CP- It does not have to be magic. You could go the tech route. Magic would just be easier (and depending on your world... more appropriate).
Scras- True, as far as that goes.
But these SeaFolk build buildings, stone buildings, which implies a more stationary existance. One does not build of stone (which requires quarrying, cutting, specialized skills, and record keeping) unless one has a more structured civilization.
I could very easily see them ranching fish, maintaining kelp forests (planting, harvesting, and harvesting co-inhabitants fish/ otters), ranching/ maintaining (we don't have a word for this) those reef ecologies for their own benefits, and so on. If you automatically think in 3D and don't have issues with aquatic existance being hostile, it should not be too hard to do these things. I mean we can do it with divers, bubble walls, kelp barriers/ nets, certainly they could.
Also: Nobody complains when Elves, who don't seemingly farm, have cities. Why would you complain about these folks having them?
Cultures with written languages have thrived and expanded beyond the "band" level.

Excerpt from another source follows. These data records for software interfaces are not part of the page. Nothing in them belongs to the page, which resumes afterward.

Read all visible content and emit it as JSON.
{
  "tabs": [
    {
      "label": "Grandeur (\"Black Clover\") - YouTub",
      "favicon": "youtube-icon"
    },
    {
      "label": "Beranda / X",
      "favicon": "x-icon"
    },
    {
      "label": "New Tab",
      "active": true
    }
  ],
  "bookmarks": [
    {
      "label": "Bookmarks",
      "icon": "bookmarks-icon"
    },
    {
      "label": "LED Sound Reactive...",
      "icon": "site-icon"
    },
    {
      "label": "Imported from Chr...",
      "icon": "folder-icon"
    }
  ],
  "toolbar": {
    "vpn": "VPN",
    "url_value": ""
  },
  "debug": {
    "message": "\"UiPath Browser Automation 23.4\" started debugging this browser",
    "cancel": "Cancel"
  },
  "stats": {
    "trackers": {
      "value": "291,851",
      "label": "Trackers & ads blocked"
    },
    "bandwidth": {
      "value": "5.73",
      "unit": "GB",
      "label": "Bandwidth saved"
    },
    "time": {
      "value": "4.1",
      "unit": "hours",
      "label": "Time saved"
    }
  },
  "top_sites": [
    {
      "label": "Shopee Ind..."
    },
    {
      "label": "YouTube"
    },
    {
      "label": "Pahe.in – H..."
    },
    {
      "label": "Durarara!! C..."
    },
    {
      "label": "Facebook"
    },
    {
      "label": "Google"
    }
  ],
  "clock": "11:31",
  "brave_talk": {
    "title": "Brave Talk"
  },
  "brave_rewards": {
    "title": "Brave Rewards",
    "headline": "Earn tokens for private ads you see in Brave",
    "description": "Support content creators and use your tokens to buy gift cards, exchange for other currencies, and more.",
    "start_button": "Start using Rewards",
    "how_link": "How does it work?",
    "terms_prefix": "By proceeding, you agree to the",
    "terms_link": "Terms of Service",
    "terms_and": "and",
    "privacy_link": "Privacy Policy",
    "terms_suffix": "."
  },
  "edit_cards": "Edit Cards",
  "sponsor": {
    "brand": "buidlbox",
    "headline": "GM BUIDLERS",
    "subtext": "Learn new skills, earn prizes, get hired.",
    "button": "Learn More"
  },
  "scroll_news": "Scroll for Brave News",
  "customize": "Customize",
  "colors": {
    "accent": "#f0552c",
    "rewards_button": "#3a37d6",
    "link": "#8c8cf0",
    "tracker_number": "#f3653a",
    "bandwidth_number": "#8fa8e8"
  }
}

No culture with an exclusively verbal culture has expanded beyond the band level (which is neither inherently good nor bad). The problem with verbal loremasters is that with increasing complexity of contracts, with increased numbers, such systems tend to fail - promigating some form of tangible record keeping (writing, knotting, pictographs). All it takes is the wrong person (or three) to die, and entire "records" go away. This happened time and time again with Amarind cultures. One bad flu or an important plague or one battle and their history is mostly wiped out.
It also depends on their origin. If they are sunken cultures/ Atlanteans, they could of brought it with them. The writing could be their own cultural innovation, or they could of adapted it from Surface dwellers. Either way, a stationary society would have it.

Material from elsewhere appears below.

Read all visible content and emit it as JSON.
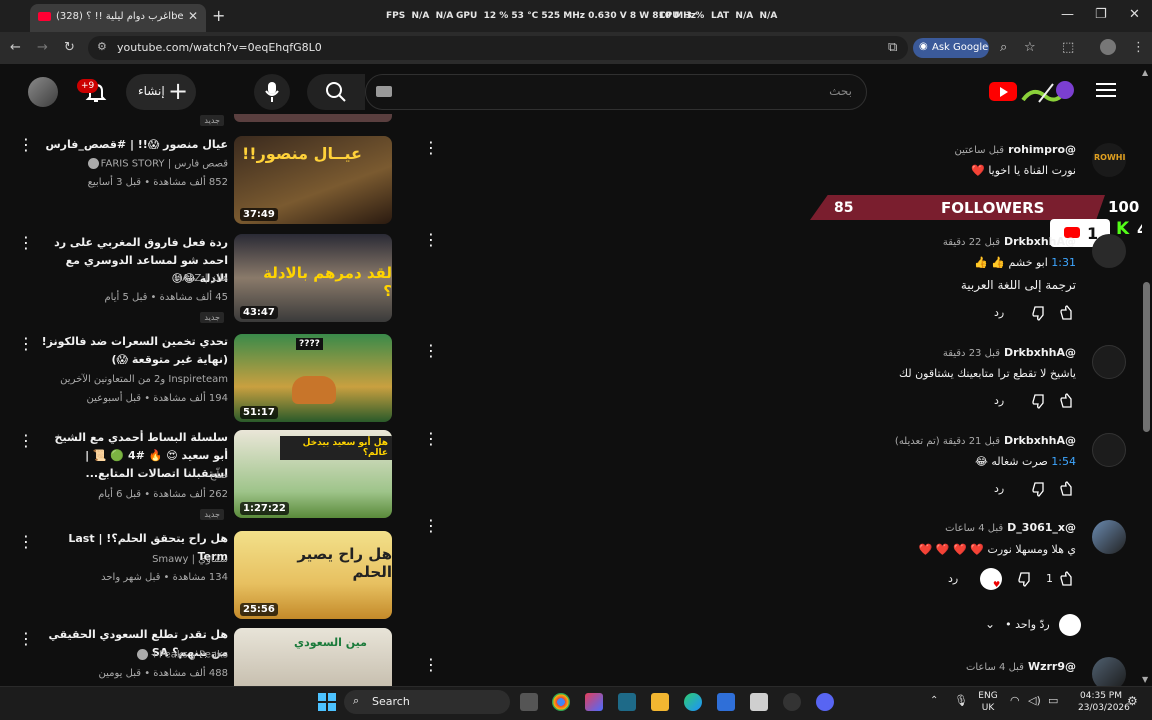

If you can, check out Guns, Germs, and Steel
http://en.wikipedia.org/wiki/Guns,_Germs_and_Steel#Responses_to_criticisms_of_methodology Go to Comment

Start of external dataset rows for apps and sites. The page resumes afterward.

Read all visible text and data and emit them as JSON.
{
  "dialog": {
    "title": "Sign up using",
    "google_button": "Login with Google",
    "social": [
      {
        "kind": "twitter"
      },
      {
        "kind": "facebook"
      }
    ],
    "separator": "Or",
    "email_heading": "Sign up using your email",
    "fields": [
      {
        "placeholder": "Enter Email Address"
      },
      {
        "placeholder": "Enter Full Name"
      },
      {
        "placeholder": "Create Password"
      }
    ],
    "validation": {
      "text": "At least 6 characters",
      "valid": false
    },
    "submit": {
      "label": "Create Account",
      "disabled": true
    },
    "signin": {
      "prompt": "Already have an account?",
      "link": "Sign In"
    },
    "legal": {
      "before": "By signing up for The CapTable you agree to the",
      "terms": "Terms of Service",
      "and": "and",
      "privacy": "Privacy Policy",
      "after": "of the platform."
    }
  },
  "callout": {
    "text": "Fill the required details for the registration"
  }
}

Writing is an arrogance of our agrarian, and sedentary lifestyle. The keeping of records and other boring information requires the skill of writing. Keeping the history and lore of a people, often in the form of oral epics is the place of the bard and loremaster. The merfolk arent farmers, they dont plant crops, dont till the undersea soil. They survive by hunting fish and gathering food from the coral reefs and such. Their language could be very large and intricate, with no written counterpart, and permanent messages recorded in stone in the form of pictographs, or in the borrowed tongue of some other aquatic race, or borrowed from us surface dwellers. Go to Comment
Up the Road a little way from Now, you will find a number of offramps for The City. In fact, you can see The City from the Road, even if you don't stop.
The Road is a central point on the Multiversal Web of HappenTracks and WorldLines. Some would call it Cynosure, while others would call it The Only City. From the City, you can travel to just about anysphere or realm in the 'Verse. Go to Comment
Aside from being The Attack of the Parentheses, this is a fairly nice submission. I like the road analogy for time traveling, though I must admit I've not read Amber or Zelazny so I'll have to take your word on it ;) Go to Comment
A world where most people know a few cantrips and even non-magical people can help to cast spells. Which is just as well because the big spells can only be cast with the help of large numbers of people.Most large spells tend to protect borders and stop earthquakes as they can be done legally, but there are those willing to cast bad large spells s well.A major part of law enforcement in this world is preventing evil magic.
Ideas ( System ) | January 7, 2006 |